In the records below, find each line with "JSON" and copy it.

▼▼▼

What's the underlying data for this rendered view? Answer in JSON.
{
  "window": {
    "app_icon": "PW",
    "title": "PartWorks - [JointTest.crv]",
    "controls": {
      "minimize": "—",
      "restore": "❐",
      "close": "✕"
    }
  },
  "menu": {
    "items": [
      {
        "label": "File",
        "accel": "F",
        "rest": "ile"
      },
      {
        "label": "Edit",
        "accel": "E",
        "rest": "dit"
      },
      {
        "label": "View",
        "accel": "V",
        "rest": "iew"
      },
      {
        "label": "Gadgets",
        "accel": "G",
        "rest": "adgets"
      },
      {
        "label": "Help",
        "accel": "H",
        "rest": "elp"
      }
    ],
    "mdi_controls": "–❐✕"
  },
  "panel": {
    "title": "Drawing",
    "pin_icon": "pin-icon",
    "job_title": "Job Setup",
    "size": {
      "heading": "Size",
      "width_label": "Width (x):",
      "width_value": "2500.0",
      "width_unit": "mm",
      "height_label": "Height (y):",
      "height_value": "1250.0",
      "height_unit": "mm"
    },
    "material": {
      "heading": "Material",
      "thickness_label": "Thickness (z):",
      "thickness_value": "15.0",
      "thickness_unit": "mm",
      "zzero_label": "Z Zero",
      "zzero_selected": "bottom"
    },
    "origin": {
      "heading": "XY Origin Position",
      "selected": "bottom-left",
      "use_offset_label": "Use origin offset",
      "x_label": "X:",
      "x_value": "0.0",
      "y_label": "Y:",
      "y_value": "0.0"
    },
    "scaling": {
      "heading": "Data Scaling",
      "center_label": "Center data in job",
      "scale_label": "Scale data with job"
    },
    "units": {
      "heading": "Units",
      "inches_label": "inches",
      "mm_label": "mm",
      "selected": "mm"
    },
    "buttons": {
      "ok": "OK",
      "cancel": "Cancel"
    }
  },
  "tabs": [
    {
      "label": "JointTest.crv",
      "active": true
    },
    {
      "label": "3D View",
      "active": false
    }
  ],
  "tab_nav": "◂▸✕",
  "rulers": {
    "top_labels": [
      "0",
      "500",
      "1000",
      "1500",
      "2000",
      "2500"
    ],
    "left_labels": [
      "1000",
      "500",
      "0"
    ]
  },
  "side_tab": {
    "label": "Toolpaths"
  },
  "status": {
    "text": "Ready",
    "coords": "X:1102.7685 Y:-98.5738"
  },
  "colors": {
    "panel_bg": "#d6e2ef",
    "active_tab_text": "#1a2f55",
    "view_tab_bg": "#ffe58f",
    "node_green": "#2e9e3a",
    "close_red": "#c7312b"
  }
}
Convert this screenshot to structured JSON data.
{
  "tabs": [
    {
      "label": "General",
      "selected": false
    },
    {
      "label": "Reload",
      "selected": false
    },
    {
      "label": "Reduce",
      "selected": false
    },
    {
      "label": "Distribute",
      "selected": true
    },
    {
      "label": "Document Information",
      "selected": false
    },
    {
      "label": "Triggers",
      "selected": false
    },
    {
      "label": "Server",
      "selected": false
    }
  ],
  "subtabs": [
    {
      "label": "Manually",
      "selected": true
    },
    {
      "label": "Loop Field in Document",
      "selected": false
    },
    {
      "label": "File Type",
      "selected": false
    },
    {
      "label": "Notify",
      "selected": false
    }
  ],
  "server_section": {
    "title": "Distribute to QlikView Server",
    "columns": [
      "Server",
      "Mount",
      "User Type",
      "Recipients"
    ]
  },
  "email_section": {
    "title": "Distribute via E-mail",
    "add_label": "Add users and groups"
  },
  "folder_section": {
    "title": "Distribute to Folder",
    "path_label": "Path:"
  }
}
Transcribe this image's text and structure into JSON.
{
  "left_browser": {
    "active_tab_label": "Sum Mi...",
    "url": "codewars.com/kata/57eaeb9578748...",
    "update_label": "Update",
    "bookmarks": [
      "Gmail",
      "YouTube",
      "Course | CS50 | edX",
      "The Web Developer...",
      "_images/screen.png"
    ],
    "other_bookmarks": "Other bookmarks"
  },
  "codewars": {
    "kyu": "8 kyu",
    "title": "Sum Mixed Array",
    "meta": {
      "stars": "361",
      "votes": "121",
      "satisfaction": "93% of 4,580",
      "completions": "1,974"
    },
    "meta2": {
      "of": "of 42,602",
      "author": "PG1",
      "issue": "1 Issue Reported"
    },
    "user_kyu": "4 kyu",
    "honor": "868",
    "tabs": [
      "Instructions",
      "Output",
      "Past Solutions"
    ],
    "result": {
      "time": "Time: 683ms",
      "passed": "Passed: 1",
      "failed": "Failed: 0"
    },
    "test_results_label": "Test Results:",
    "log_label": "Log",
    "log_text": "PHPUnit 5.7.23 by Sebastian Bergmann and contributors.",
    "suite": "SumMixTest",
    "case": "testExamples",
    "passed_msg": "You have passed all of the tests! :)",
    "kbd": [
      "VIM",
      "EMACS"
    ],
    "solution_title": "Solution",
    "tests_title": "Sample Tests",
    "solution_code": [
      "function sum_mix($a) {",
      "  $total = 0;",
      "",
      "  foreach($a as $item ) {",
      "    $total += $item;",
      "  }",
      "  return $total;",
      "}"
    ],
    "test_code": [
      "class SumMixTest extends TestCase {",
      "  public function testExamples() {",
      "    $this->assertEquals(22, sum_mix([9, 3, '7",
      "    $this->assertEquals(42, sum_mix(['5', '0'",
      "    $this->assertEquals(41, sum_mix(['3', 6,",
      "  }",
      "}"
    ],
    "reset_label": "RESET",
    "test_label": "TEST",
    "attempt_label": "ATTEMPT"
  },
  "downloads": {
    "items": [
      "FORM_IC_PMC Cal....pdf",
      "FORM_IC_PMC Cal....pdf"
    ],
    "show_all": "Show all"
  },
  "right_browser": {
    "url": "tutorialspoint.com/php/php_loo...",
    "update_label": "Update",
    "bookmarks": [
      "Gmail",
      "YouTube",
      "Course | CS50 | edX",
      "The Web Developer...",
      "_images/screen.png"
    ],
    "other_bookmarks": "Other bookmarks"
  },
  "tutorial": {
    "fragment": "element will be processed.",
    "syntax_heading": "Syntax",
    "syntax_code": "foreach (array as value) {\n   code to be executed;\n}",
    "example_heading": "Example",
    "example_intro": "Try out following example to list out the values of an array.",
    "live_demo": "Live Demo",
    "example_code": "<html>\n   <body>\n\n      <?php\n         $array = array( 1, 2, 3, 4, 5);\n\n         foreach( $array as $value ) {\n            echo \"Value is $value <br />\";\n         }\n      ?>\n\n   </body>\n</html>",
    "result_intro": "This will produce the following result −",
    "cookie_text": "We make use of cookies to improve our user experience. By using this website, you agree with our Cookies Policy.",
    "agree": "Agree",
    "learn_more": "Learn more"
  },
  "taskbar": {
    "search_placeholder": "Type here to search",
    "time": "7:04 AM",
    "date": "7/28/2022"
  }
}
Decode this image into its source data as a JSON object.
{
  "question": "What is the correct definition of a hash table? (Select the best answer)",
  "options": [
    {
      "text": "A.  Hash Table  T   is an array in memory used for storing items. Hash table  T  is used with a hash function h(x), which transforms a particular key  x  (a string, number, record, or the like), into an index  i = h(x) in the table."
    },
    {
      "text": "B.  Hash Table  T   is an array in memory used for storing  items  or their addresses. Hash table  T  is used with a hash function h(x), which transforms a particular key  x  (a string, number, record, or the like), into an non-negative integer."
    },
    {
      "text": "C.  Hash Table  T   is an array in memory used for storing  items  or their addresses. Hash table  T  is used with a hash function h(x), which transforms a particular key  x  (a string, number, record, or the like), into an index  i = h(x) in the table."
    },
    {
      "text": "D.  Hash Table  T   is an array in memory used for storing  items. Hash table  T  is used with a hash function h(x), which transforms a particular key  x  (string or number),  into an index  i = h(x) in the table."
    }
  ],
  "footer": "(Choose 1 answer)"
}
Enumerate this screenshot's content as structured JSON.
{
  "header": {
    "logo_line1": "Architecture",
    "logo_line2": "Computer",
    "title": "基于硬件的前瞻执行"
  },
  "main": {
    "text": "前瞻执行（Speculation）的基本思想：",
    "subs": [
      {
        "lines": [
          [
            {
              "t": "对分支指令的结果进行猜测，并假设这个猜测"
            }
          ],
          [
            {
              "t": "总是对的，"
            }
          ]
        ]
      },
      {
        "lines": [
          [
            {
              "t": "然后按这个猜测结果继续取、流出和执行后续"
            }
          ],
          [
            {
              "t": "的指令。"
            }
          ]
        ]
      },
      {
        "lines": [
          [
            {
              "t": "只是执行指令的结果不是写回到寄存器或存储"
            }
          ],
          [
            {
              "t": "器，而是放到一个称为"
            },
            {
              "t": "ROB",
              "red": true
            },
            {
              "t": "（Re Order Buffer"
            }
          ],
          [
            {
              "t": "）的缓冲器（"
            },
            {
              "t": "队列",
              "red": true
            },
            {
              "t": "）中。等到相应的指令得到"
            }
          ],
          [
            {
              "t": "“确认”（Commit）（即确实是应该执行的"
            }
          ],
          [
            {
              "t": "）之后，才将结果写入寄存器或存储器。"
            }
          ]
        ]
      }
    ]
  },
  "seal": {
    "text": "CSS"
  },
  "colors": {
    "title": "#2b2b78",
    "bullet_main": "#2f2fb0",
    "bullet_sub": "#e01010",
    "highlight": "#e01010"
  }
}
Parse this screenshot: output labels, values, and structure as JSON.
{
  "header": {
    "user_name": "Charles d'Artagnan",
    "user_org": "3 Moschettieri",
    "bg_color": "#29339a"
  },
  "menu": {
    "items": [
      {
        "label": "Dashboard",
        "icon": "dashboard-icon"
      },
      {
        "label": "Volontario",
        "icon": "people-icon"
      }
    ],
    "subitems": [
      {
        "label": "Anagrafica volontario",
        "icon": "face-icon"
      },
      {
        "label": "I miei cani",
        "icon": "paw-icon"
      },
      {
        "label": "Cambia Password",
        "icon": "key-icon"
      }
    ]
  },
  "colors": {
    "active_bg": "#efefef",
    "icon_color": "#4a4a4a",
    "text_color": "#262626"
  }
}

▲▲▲

▶ _Exercise solution_:
What's the underlying data for this rendered view? Answer in JSON.
Convert this screenshot to structured JSON data.
Transcribe this image's text and structure into JSON.
Decode this image into its source data as a JSON object.
Enumerate this screenshot's content as structured JSON.
Parse this screenshot: output labels, values, and structure as JSON.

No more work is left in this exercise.